Background: Vitamin D deficiency is common in the general public and athletic populations and may impair skeletal muscle function. We therefore assessed the effects of vitamin D3 supplementation on serum 25[OH]D concentrations and physical performance.
Methods: 30 club-level athletes were block randomised (using baseline 25[OH]D concentrations) into one of three groups receiving either a placebo (PLB), 20 000 or 40 000 IU/week oral vitamin D3 for 12 weeks. Serum 25[OH]D and muscle function (1-RM bench press and leg press and vertical jump height) were measured presupplementation, 6 and 12 weeks postsupplementation. Vitamin D deficiency was defined in accordance with the US Institute of Medicine guideline (<50 nmol/l).
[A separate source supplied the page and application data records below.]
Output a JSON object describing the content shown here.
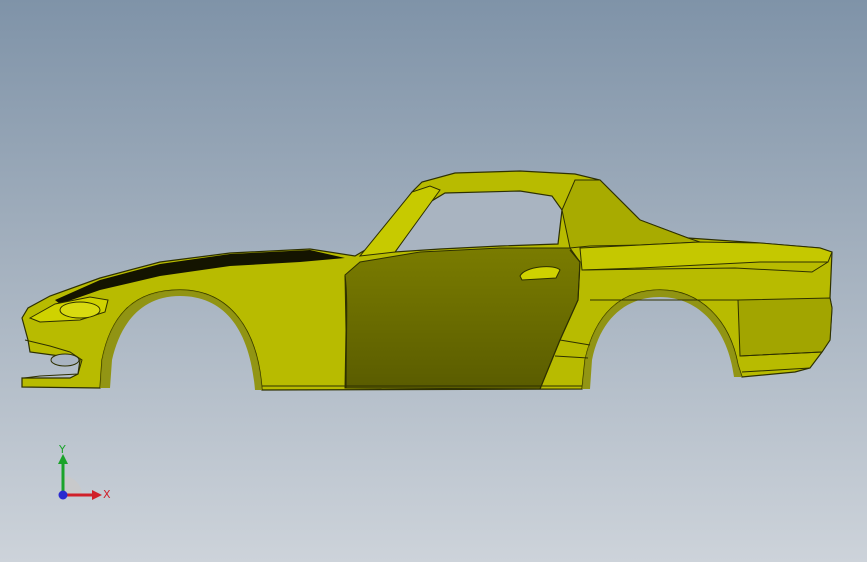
{
  "viewport": {
    "background_top": "#7f93a8",
    "background_bottom": "#cdd3da"
  },
  "model": {
    "body_color": "#b8bb00",
    "shade_color": "#5f6200",
    "edge_color": "#2e3000",
    "hood_stripe_color": "#141400"
  },
  "triad": {
    "y_label": "Y",
    "x_label": "X",
    "y_color": "#1aa32a",
    "x_color": "#d0202a",
    "z_color": "#2a2ad0"
  }
}
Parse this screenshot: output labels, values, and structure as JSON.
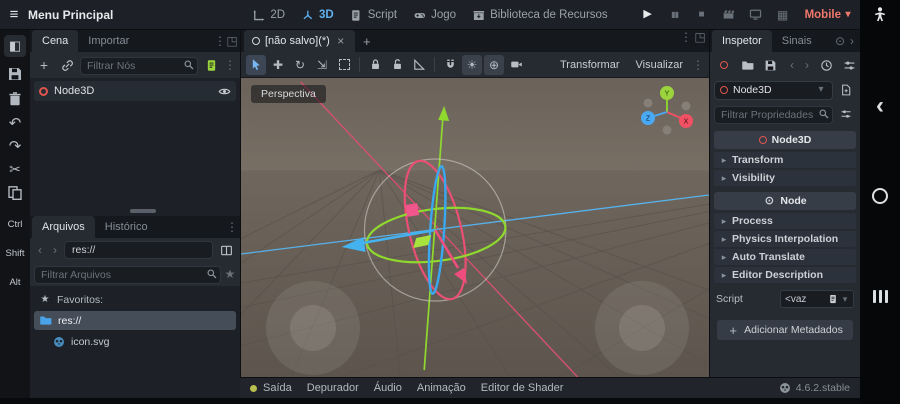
{
  "icons": {
    "hamburger": "≡",
    "dots": "⋮",
    "caret_down": "▾",
    "caret_right": "▸",
    "chevron_left": "‹",
    "chevron_right": "›",
    "close": "×",
    "plus": "+",
    "star": "★",
    "play": "▶",
    "pause": "▮▮",
    "stop": "■",
    "grid": "▦",
    "expand": "◳",
    "panel": "◧",
    "undo": "↶",
    "redo": "↷",
    "cut": "✂",
    "sun": "☀",
    "globe": "⊕",
    "node_circle": "⊙",
    "move": "✚",
    "rotate": "↻",
    "scale": "⇲"
  },
  "colors": {
    "accent_blue": "#5fb0f0",
    "renderer_red": "#f0786c",
    "axis_x": "#ea4f74",
    "axis_y": "#8fd92f",
    "axis_z": "#45a8f0",
    "selection_row": "#454d59"
  },
  "menubar": {
    "main_menu": "Menu Principal",
    "workspaces": [
      {
        "label": "2D"
      },
      {
        "label": "3D"
      },
      {
        "label": "Script"
      },
      {
        "label": "Jogo"
      },
      {
        "label": "Biblioteca de Recursos"
      }
    ],
    "renderer": "Mobile"
  },
  "android": {
    "modifier_keys": [
      {
        "label": "Ctrl"
      },
      {
        "label": "Shift"
      },
      {
        "label": "Alt"
      }
    ]
  },
  "scene_dock": {
    "tabs": [
      {
        "label": "Cena"
      },
      {
        "label": "Importar"
      }
    ],
    "filter_placeholder": "Filtrar Nós",
    "root_node": "Node3D"
  },
  "filesystem_dock": {
    "tabs": [
      {
        "label": "Arquivos"
      },
      {
        "label": "Histórico"
      }
    ],
    "path": "res://",
    "filter_placeholder": "Filtrar Arquivos",
    "favorites_label": "Favoritos:",
    "items": [
      {
        "label": "res://"
      },
      {
        "label": "icon.svg"
      }
    ]
  },
  "viewport": {
    "scene_tab": "[não salvo](*)",
    "perspective": "Perspectiva",
    "menus": [
      {
        "label": "Transformar"
      },
      {
        "label": "Visualizar"
      }
    ],
    "axis_labels": {
      "x": "X",
      "y": "Y",
      "z": "Z"
    }
  },
  "bottom_bar": {
    "panels": [
      {
        "label": "Saída"
      },
      {
        "label": "Depurador"
      },
      {
        "label": "Áudio"
      },
      {
        "label": "Animação"
      },
      {
        "label": "Editor de Shader"
      }
    ],
    "version": "4.6.2.stable"
  },
  "inspector": {
    "tabs": [
      {
        "label": "Inspetor"
      },
      {
        "label": "Sinais"
      }
    ],
    "node_selector": "Node3D",
    "filter_placeholder": "Filtrar Propriedades",
    "category_node3d": "Node3D",
    "sections_node3d": [
      {
        "label": "Transform"
      },
      {
        "label": "Visibility"
      }
    ],
    "category_node": "Node",
    "sections_node": [
      {
        "label": "Process"
      },
      {
        "label": "Physics Interpolation"
      },
      {
        "label": "Auto Translate"
      },
      {
        "label": "Editor Description"
      }
    ],
    "script_label": "Script",
    "script_value": "<vaz",
    "add_metadata_label": "Adicionar Metadados"
  }
}
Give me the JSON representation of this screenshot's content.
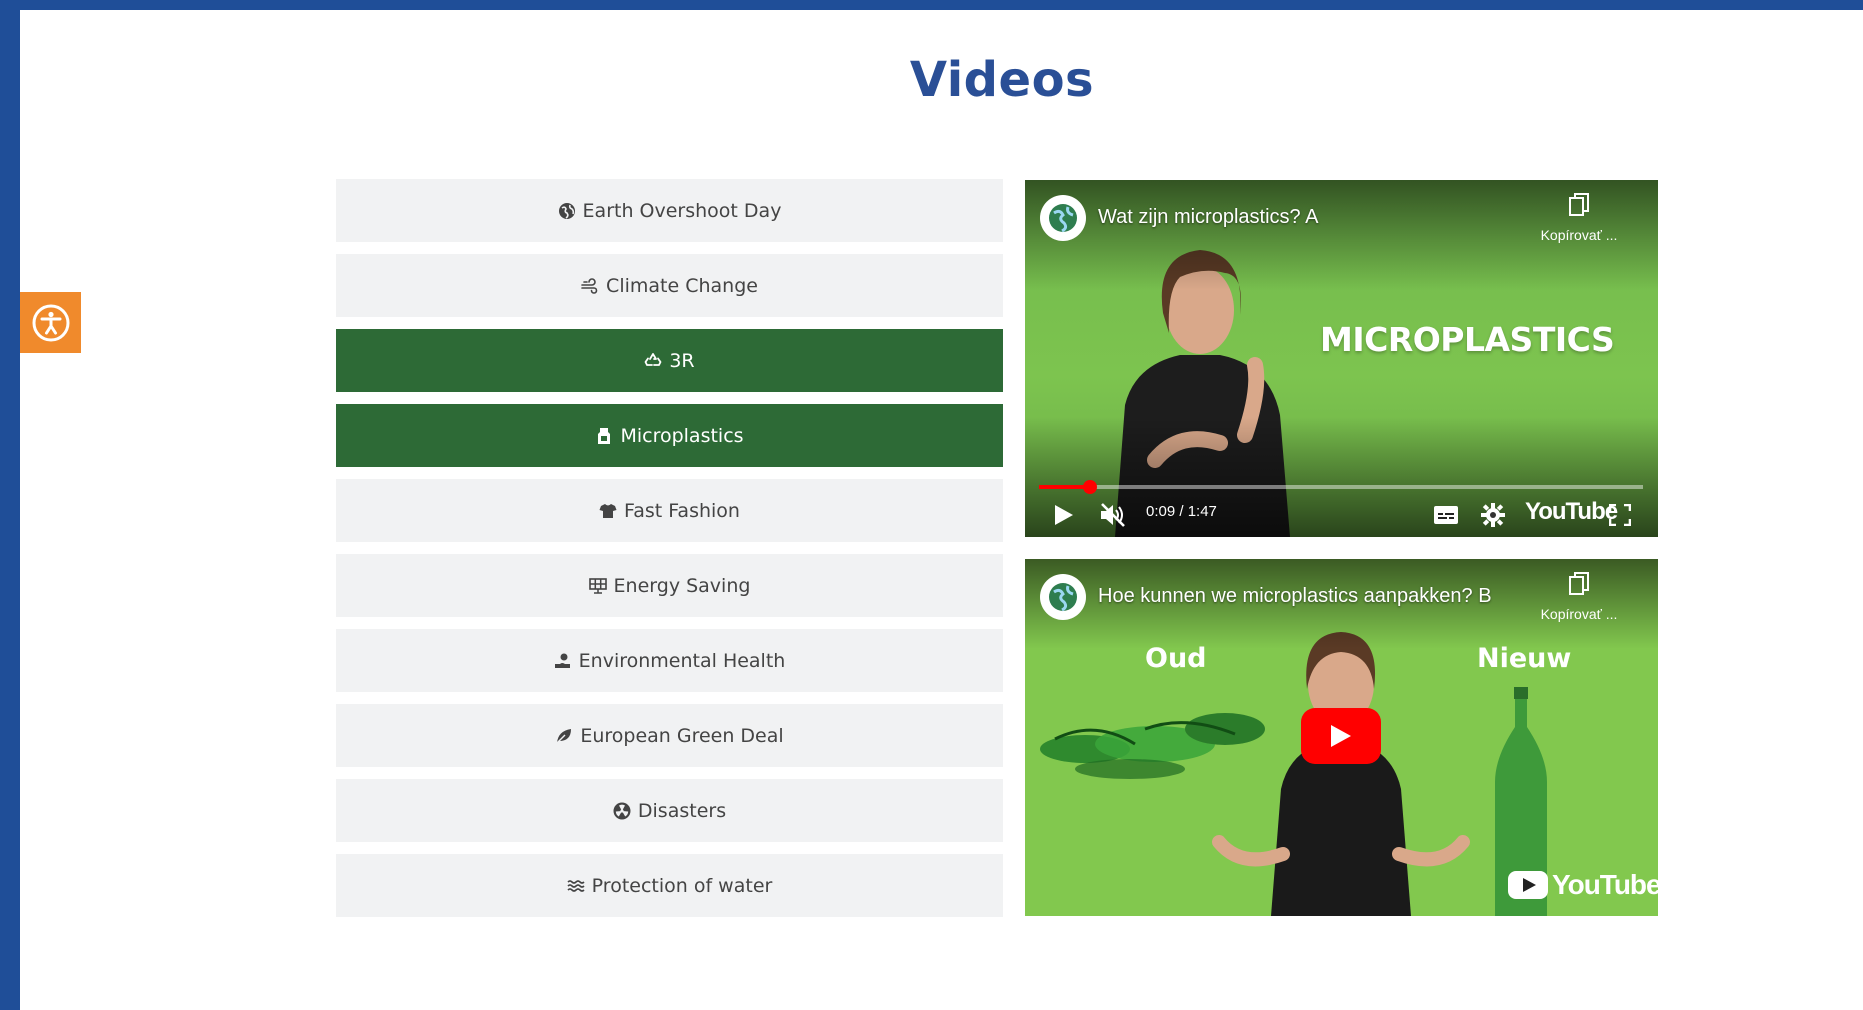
{
  "page": {
    "title": "Videos"
  },
  "colors": {
    "frame": "#1f4e98",
    "title": "#2a4f96",
    "tab_inactive": "#f1f2f3",
    "tab_active": "#2d6a36",
    "accessibility": "#f08a2c",
    "youtube_red": "#ff0000"
  },
  "accessibility": {
    "icon": "accessibility-icon"
  },
  "tabs": [
    {
      "label": "Earth Overshoot Day",
      "icon": "earth-icon",
      "active": false
    },
    {
      "label": "Climate Change",
      "icon": "wind-icon",
      "active": false
    },
    {
      "label": "3R",
      "icon": "recycle-icon",
      "active": true
    },
    {
      "label": "Microplastics",
      "icon": "bottle-icon",
      "active": true
    },
    {
      "label": "Fast Fashion",
      "icon": "tshirt-icon",
      "active": false
    },
    {
      "label": "Energy Saving",
      "icon": "solar-panel-icon",
      "active": false
    },
    {
      "label": "Environmental Health",
      "icon": "hand-heart-icon",
      "active": false
    },
    {
      "label": "European Green Deal",
      "icon": "leaf-icon",
      "active": false
    },
    {
      "label": "Disasters",
      "icon": "radiation-icon",
      "active": false
    },
    {
      "label": "Protection of water",
      "icon": "water-icon",
      "active": false
    }
  ],
  "videos": [
    {
      "title": "Wat zijn microplastics? A",
      "copy_label": "Kopírovať ...",
      "overlay_text": "MICROPLASTICS",
      "time": "0:09 / 1:47",
      "progress": 0.085,
      "brand": "YouTube"
    },
    {
      "title": "Hoe kunnen we microplastics aanpakken? B",
      "copy_label": "Kopírovať ...",
      "label_left": "Oud",
      "label_right": "Nieuw",
      "brand": "YouTube"
    }
  ]
}
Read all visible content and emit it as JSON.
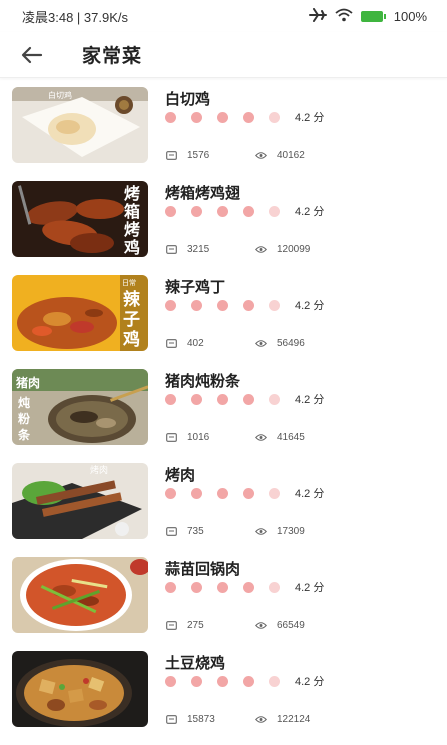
{
  "status_bar": {
    "time_speed": "凌晨3:48 | 37.9K/s",
    "battery": "100%",
    "icons": [
      "airplane-icon",
      "wifi-icon",
      "battery-icon"
    ]
  },
  "header": {
    "back_icon": "back-arrow-icon",
    "title": "家常菜"
  },
  "items": [
    {
      "name": "白切鸡",
      "score": "4.2 分",
      "comments": "1576",
      "views": "40162"
    },
    {
      "name": "烤箱烤鸡翅",
      "score": "4.2 分",
      "comments": "3215",
      "views": "120099"
    },
    {
      "name": "辣子鸡丁",
      "score": "4.2 分",
      "comments": "402",
      "views": "56496"
    },
    {
      "name": "猪肉炖粉条",
      "score": "4.2 分",
      "comments": "1016",
      "views": "41645"
    },
    {
      "name": "烤肉",
      "score": "4.2 分",
      "comments": "735",
      "views": "17309"
    },
    {
      "name": "蒜苗回锅肉",
      "score": "4.2 分",
      "comments": "275",
      "views": "66549"
    },
    {
      "name": "土豆烧鸡",
      "score": "4.2 分",
      "comments": "15873",
      "views": "122124"
    }
  ],
  "thumb_text": {
    "t0": "白切鸡",
    "t1": "烤箱烤鸡",
    "t2": "辣子鸡丁",
    "t2_tag": "日常",
    "t3": "猪肉炖粉条",
    "t4": "烤肉"
  },
  "rating_stars": 5,
  "colors": {
    "dot": "#f2a6a6",
    "dot_light": "#f8d2d2",
    "battery": "#3fb53f"
  }
}
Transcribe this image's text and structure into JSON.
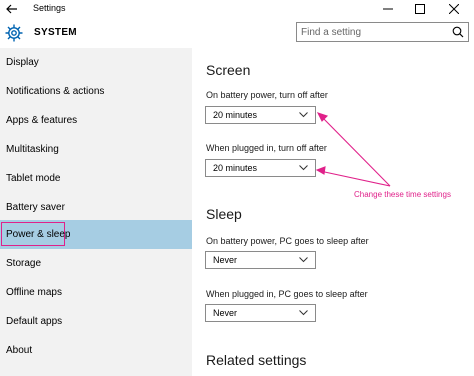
{
  "window": {
    "title": "Settings"
  },
  "header": {
    "section": "SYSTEM",
    "search_placeholder": "Find a setting"
  },
  "sidebar": {
    "items": [
      {
        "label": "Display"
      },
      {
        "label": "Notifications & actions"
      },
      {
        "label": "Apps & features"
      },
      {
        "label": "Multitasking"
      },
      {
        "label": "Tablet mode"
      },
      {
        "label": "Battery saver"
      },
      {
        "label": "Power & sleep",
        "selected": true
      },
      {
        "label": "Storage"
      },
      {
        "label": "Offline maps"
      },
      {
        "label": "Default apps"
      },
      {
        "label": "About"
      }
    ]
  },
  "screen": {
    "heading": "Screen",
    "battery_label": "On battery power, turn off after",
    "battery_value": "20 minutes",
    "plugged_label": "When plugged in, turn off after",
    "plugged_value": "20 minutes"
  },
  "sleep": {
    "heading": "Sleep",
    "battery_label": "On battery power, PC goes to sleep after",
    "battery_value": "Never",
    "plugged_label": "When plugged in, PC goes to sleep after",
    "plugged_value": "Never"
  },
  "related": {
    "heading": "Related settings"
  },
  "annotation": {
    "text": "Change these time settings",
    "color": "#e0218a"
  },
  "colors": {
    "selected_bg": "#a6cde3",
    "sidebar_bg": "#f2f2f2",
    "accent": "#0063b1"
  }
}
Results: 57% of the subject population were vitamin D deficient at baseline (mean±SD value 51±24 nmol/l). Following 6 and 12 weeks supplementation with 20 000 IU (79±14 and 85±10 nmol/l, respectively) or 40 000 IU vitamin D3 (98±14 and 91±24 nmol/l, respectively), serum vitamin D concentrations increased in all participants, with every individual achieving concentrations greater than 50 nmol/l. In contrast, vitamin D concentration in the PLB group decreased at 6 and 12 weeks (37±18 and 41±22 nmol/l, respectively). Increasing serum 25[OH]D had no significant effect on any physical performance parameter (p>0.05).
Conclusions: Both 20 000 and 40 000 IU vitamin D3 supplementation over a 6-week period elevates serum 25[OH]D concentrations above 50 nmol/l, but neither dose given for 12 weeks improved our chosen measures of physical performance.
Keywords: Muscle metabolism; Nutrition; Sports and nutrition; Supplements.